Exploration 3D: Extension Activities

Psychology of Atrocities

Choose an incident from history. Read American psychiatrist William Gault’s analysis of the various perceptions and factors that may lead to the commission of atrocities, and then apply it to the incident you chose.

1. The enemy is everywhere

(Overwrought soldiers see threats looming everywhere around them.)

2. The enemy is not human (Using derogatory terms for the enemy reflects this tendency to dehumanize them.) No personal responsibility.

(Being part of a unit and following orders can mean shared responsibility is no one’s responsibility.)

3. Pressure to act

(Combat units that do not fight become restless especially when mines and snipers cause casualties. The frantic soldier is driven to mindless revenge.)

4. The urge to dominate in violent personalities

(Brutal war suits the character of such men, where their actions are often admired and they gain leadership.)

5. Firepower

(The lightweight M-16 shoots ten bullets a second. A terrified or angry soldier can just point his rifle in the enemy’s general direction and open up a torrent of destruction.)

– William Gault, Some Remarks on Slaughter

Who is Guilty? A Debate

Prepare for and take part in a debate on the following proposition:

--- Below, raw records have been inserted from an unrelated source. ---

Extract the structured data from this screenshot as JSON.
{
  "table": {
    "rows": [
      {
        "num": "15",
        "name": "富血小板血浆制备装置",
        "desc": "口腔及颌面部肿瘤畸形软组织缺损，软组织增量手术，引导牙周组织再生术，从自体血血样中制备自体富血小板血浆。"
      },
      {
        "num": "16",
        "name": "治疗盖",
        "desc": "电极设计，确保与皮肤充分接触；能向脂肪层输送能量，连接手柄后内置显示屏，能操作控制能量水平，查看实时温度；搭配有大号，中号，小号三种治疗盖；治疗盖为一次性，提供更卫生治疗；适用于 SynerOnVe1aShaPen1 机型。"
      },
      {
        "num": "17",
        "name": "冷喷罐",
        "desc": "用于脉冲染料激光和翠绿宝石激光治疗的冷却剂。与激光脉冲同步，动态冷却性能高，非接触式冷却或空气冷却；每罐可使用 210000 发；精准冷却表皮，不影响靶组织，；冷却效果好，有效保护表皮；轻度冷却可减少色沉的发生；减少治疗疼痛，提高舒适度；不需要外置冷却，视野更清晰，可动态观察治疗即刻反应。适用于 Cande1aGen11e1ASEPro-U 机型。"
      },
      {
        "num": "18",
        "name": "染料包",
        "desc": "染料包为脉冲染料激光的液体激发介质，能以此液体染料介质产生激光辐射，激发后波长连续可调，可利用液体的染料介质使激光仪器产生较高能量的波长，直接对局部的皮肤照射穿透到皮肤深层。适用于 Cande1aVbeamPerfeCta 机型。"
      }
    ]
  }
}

People who do not speak out when they know that a war crime has been committed are accomplices in the crime.

Research

Find examples of atrocities that have been committed in your country, or by members of the armed forces of your country or by other armed groups.

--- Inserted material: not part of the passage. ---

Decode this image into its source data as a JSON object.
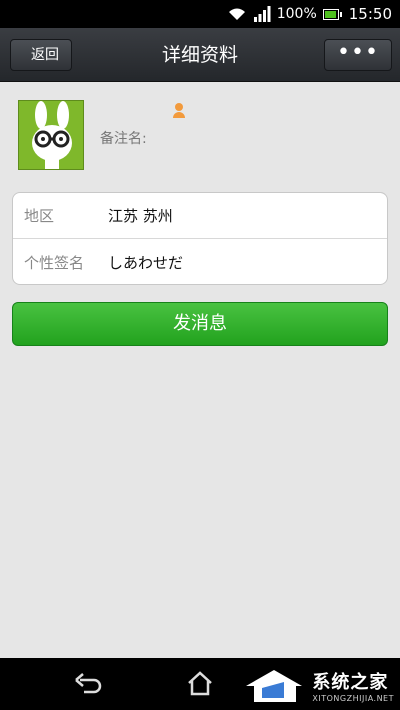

If such examples are not available, search for them in the history of another country. Write a report comparing what you have discovered with what happened at My Lai.

Enforcement Dilemmas

With a partner or in a small group, work on the dilemma scenario “There was no mercy.”

Complete Part A before reading Part B. Before making your decision, consider each point of view, the various kinds of pressure affecting the situation and the possible consequences – both immediate and long-term.

Then read Part B, and respond to the question at the end.

Dilemma: Responsibility for Acts Committed Under Pressure or Orders

Write about your experience, or exchange stories with a classmate about the following questions:

Have you ever been asked to do something you felt was wrong, but you did it anyway because you felt pressure? How did you feel afterwards, and what were the consequences of the actions taken?

OR

Find a news story where someone acted on orders from an authority, while knowing it was wrong to do so. Examine the chain of consequences from that event.